Through fictional and cinematic representations of catastrophe, we form a collective imagining of disaster, which in turn shapes how we act or think when confronted with real calamities. It is partly the understanding of human suffering that drives the rescue and reconstruction processes that follow catastrophic events; for the culture of disaster focuses as much on the catastrophe itself as on the fragility or strength of the human society when dealing with devastation. Each disaster shatters anew the system or order that we have imposed on chaos. We know this is not the best of all possible worlds, yet the wrecks and fragments still need to be reassembled into renewed wholes.

There is also the need to deal with the possibility of future disasters, which returns us to the age-old question raised by the Lisbon earthquake: Who is responsible? If God is not responsible, then who (or what) is? What is the origin of all this senseless suffering?

Contemplating Disaster

Disasters linger in cultural memory. Recent years have brought a long list of natural catastrophes, notably the 2011 earthquake and tsunami in Japan, typhoons in the Philippines, and the hurricane and tornadoes in the US. Reports of disaster circulated, and call attention to the cultural representations (photographs, narratives, eyewitness accounts) that record for posterity the personal losses and collective traumas suffered. And in the wake of drastic climate changes that threaten our world with further cataclysms, now is the time to speak of disaster. For a new research project, I am looking at the culture of disaster and the human capacity for reconstruction. The main goal is to undertake a comparative study between eighteenth- and nineteenth-century discourse on disaster and the current approach to catastrophe, particularly in the context of urban destruction.

The formidable forces of water, earth, wind and fire have brought some of humankind’s greatest cities to their knees – one only has to think of examples such as Pompeii and Herculaneum to be reminded that destruction was never far from human civilization. Disasters bring into question the durability of all human constructions, and starkly reveal the fragility of our cities. But aside from toppling buildings, disasters also disperse communities, and the reconstruction process is as much architectural as it is socio-political. When the grounds have stopped shaking and the fires have been put out, what then? Where do we start? How do survivors regain a sense of normality? What role does the international community play? And more importantly, how do we deal with the possibility of further devastation?  Philosophers and urban planners would like to see the ruined site as the locus of resilience. But the work of reconstruction is, in fact, much more complicated than this, as attested by the post-disaster rebuilding in Japan where, despite the three years that have elapsed, reconstruction remains a fraught process.

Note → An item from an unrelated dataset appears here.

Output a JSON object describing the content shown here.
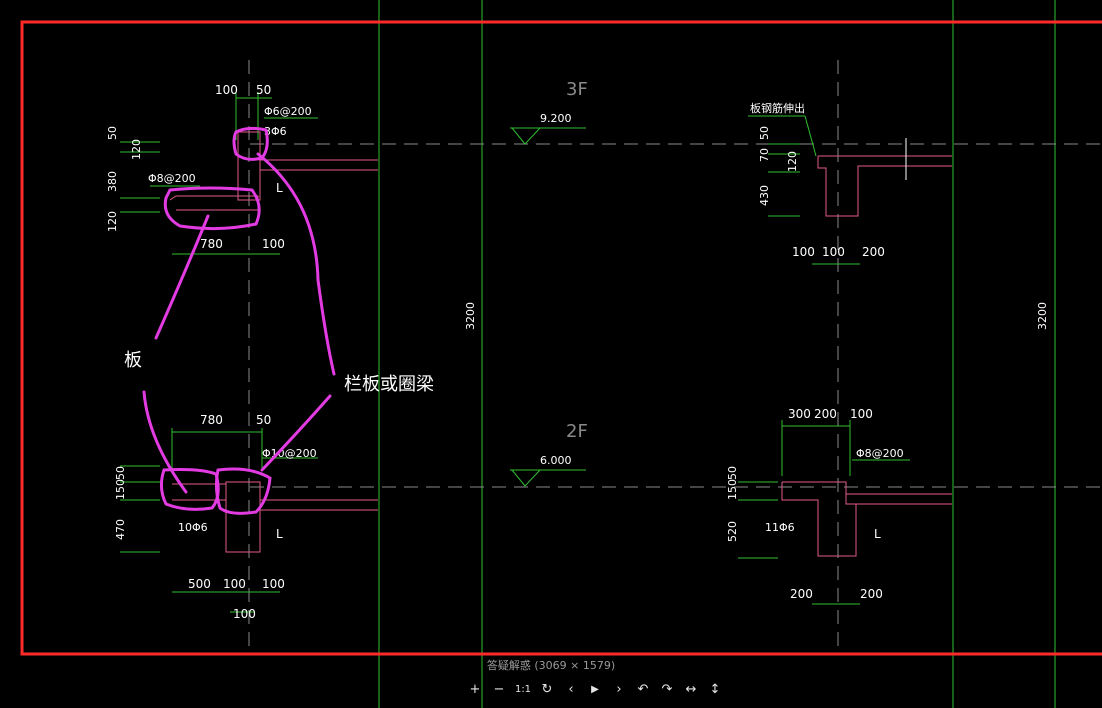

Over the next little while, I will explore various aspects of this topic. Any feedback or suggestion is very welcome!

John-Martins-The-Destruct-001John Martin, The Destruction of Pompeii and Herculaneum, 1822

Create a free website or blog at